The one-to-one situation where there is a party who wants to offer securities to one interested party only, is excluded from the prospectus requirement as well. According to Section 1:1 Wfm BES an offer means: in the pursuit of a profession or business make a sufficiently specific proposal, either directly or indirectly, to submit a sufficiently specific proposal to more than one party to act as the other party in a contract relating to the purchase or other form of acquisition of securities or an invitation to submit an offer for securities.
According to Section 1:26 Wfm BES the Minister of Finance may issue a Ministerial Regulation granting exemption, for instance with respect to securities of which the nominal value per security exceeds a certain threshold, or if the securities are only offered to a restricted group. But there is not yet such a Ministerial Regulation!

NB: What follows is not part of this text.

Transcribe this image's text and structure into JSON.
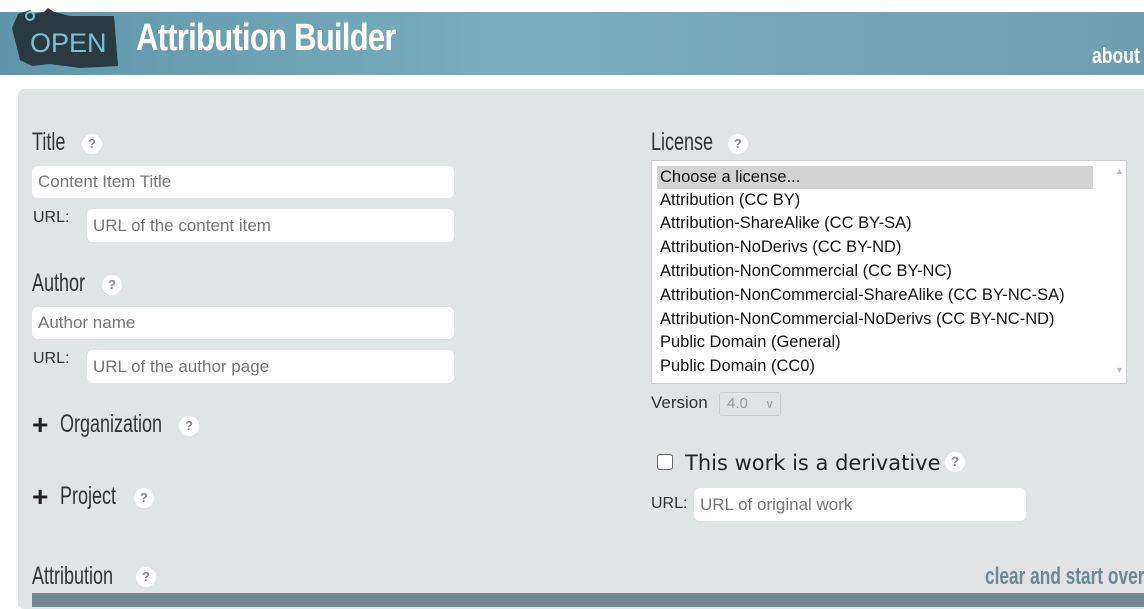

In other words: outside a closed circle (and the one-to-one situation) securities can only be offered to professional market parties unless there is a prospectus approved by the AFM. The subject of listing is not further detailed here.

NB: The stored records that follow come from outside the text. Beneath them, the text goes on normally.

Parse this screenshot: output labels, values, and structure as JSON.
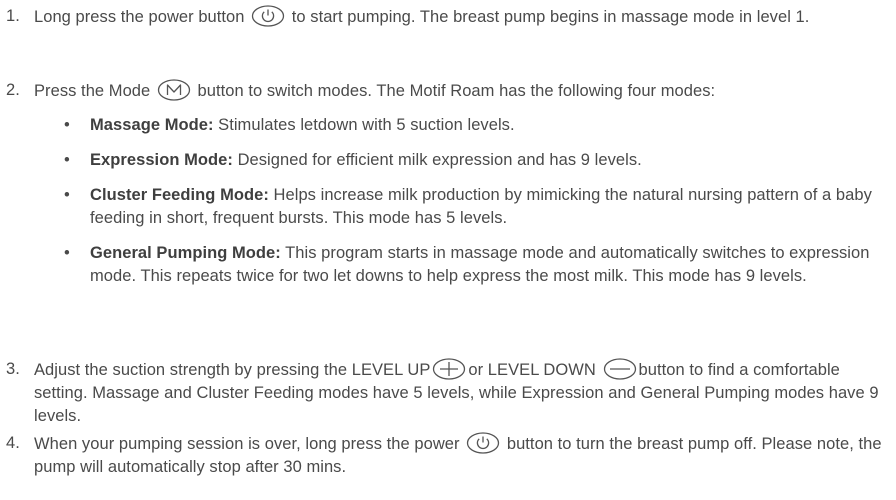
{
  "steps": [
    {
      "number": "1.",
      "before_icon": "Long press the power button",
      "icon": "power-icon",
      "after_icon": "to start pumping. The breast pump begins in massage mode in level 1."
    },
    {
      "number": "2.",
      "before_icon": "Press the Mode",
      "icon": "mode-m-icon",
      "after_icon": "button to switch modes. The Motif Roam has the following four modes:"
    },
    {
      "number": "3.",
      "part1": "Adjust the suction strength by pressing the LEVEL UP",
      "icon1": "plus-icon",
      "part2": "or LEVEL DOWN",
      "icon2": "minus-icon",
      "part3": "button to find a comfortable setting. Massage and Cluster Feeding modes have 5 levels, while Expression and General Pumping modes have 9 levels."
    },
    {
      "number": "4.",
      "before_icon": "When your pumping session is over, long press the power",
      "icon": "power-icon",
      "after_icon": "button to turn the breast pump off. Please note, the pump will automatically stop after 30 mins."
    }
  ],
  "modes": [
    {
      "bullet": "•",
      "label": "Massage Mode:",
      "text": "Stimulates letdown with 5 suction levels."
    },
    {
      "bullet": "•",
      "label": "Expression Mode:",
      "text": "Designed for efficient milk expression and has 9 levels."
    },
    {
      "bullet": "•",
      "label": "Cluster Feeding Mode:",
      "text": "Helps increase milk production by mimicking the natural nursing pattern of a baby feeding in short, frequent bursts. This mode has 5 levels."
    },
    {
      "bullet": "•",
      "label": "General Pumping Mode:",
      "text": "This program starts in massage mode and automatically switches to expression mode. This repeats twice for two let downs to help express the most milk. This mode has 9 levels."
    }
  ],
  "colors": {
    "text": "#4a4a4a",
    "icon_stroke": "#555555"
  }
}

The concept of a ‘closed circle‘ is not further described in the BES legislation. It seems obvious to tie in here with the arrangement in the Netherlands. In short: (i) a well-defined group of people (objectively limited), (ii) access to the group is not easily realizable and (iii) there must be an existing legal relationship between the issuing company and the members of the group (e.g. an employment agreement).
So for the remainder there is no exception from the prospectus requirement for offering securities to others than the professional market parties. The professional market parties are listed exhaustively in the Act. Section 1:1 Wfm BES:
“professional market party: investment institution, credit institution, pension fund, asset manager, insurer or other party appointed in or pursuant to an Order in Council.”
According to the Dutch Central Bank it is characteristic of a professional market party to be able to assess financial products and services independently and to take decisions in that respect. A professional market party must be able to assess the risks of financial products and services himself.
There is no Order in Council referring to another party as such, such as in the Netherlands where the category of ‘professional market party’ is further defined in Section 3 of the Wft Definitions Decree (Besluit definitiebepalingen Wft).
In conclusion, there is a much broader prospectus requirement in the BES than in the Netherlands and in Curaçao en St. Maarten. And this is obviously rather odd!
Attorney (Lawyer) / Partner
(23 March 2014)
* See the Prospectus Directive (2003/71/EC) published on 31 December 2003 in the Official Journal of the European Union (L345/64, 31.12.2003). On 1 July 2012 several amendments became effective in the Netherlands. This involves amendments as a result of the implementation of the reviewed Prospective Directive (Directive 2010/73/EC), the Omnibus I Directive (Directive 2010/78/EC) and amendments as a result of adjustments in the Prospectus Regulation (Regulation (EC) no. 809/2004) in 2012 (Delegated Regulation 486/2012/UG and Delegated Regulation 826/2012/EU). The Prospectus Regulation includes rules for formulating a prospectus.